Editorial: Docked sinking ships-A A +A
Thursday, March 14, 2013
IN EARLY December 2012, a ship that was unloading its cargo in a wharf in Barangay Consuelo, San Francisco in the Camotes group of islands lost its balance and sank on its rear. Fortunately, the incident happened after the ship’s passengers had disembarked. But some crew members were forced to jump into the sea.
The ship, mv Mika Mari I, plies the Danao City to San Francisco route and is owned by Jomalia Shipping Lines. Aside from the paying passengers and sacks of cement, the ship was ferrying three six-wheeler and one six-wheeler vehicles at that time.
An investigation by the San Francisco police showed that the ship lost its balance after two of the four rolling cargoes were unloaded.
“Na-miscalculate nila, wa nila mabantayi,” town police chief Jonas Tahadlangit said of the ship’s crew when interviewed by Sun.Star Cebu.
The incident is worth mentioning after another docked vessel capsized off a private wharf in Barangay Looc in Mandaue City late night of March 11.
While only the rear of the ship in Camotes got submerged, mv Maria Angelica Grace of the Manila-based Rapal Shipping Lines totally sank. The vessel plies the Masbate province-Mandaue City route.
The ship’s captain blamed the heavy waves churned by a passing fast craft for the ship tilting and gradually sinking. But it shared one activity with mv Mika Mari I immediately before it sank: it was unloading heavy cargo—-a process that required care and skill.
Two accidents of almost similar nature involving sea vessels in just less than three months surely need a closer look by authorities, notably the Maritime Industry Authority (Marina). Not much damage was reported in the Camotes incident, but worries of an oil spill have already been raised in the Mandaue accident.
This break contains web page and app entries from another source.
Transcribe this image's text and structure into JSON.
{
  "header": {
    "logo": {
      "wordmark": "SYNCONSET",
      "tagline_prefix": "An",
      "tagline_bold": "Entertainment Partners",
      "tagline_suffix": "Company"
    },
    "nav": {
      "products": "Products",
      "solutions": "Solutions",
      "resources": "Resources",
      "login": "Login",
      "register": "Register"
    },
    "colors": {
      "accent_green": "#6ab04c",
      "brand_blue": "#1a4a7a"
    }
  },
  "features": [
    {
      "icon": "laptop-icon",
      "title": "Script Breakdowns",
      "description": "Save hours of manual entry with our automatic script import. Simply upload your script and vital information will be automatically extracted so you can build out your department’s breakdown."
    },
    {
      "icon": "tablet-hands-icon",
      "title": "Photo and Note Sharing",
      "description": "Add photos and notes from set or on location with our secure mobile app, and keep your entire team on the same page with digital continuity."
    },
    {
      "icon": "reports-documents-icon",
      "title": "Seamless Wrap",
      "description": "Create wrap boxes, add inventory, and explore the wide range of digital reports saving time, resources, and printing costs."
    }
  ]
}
The two accidents involved ships plying secondary routes, which is symbolic of the kind of setup prevailing in this sector. Ships in these routes are hand-me-downs from major routes and are on their final run even if they still get a tag of being seaworthy. This is compounded by the seeming lack of attention given to the said routes by agencies concerned with maritime safety.
Hopefully, the two accidents should prod Marina to give the situation in secondary routes and minor ports a closer look.
Published in the Sun.Star Cebu newspaper on March 15, 2013.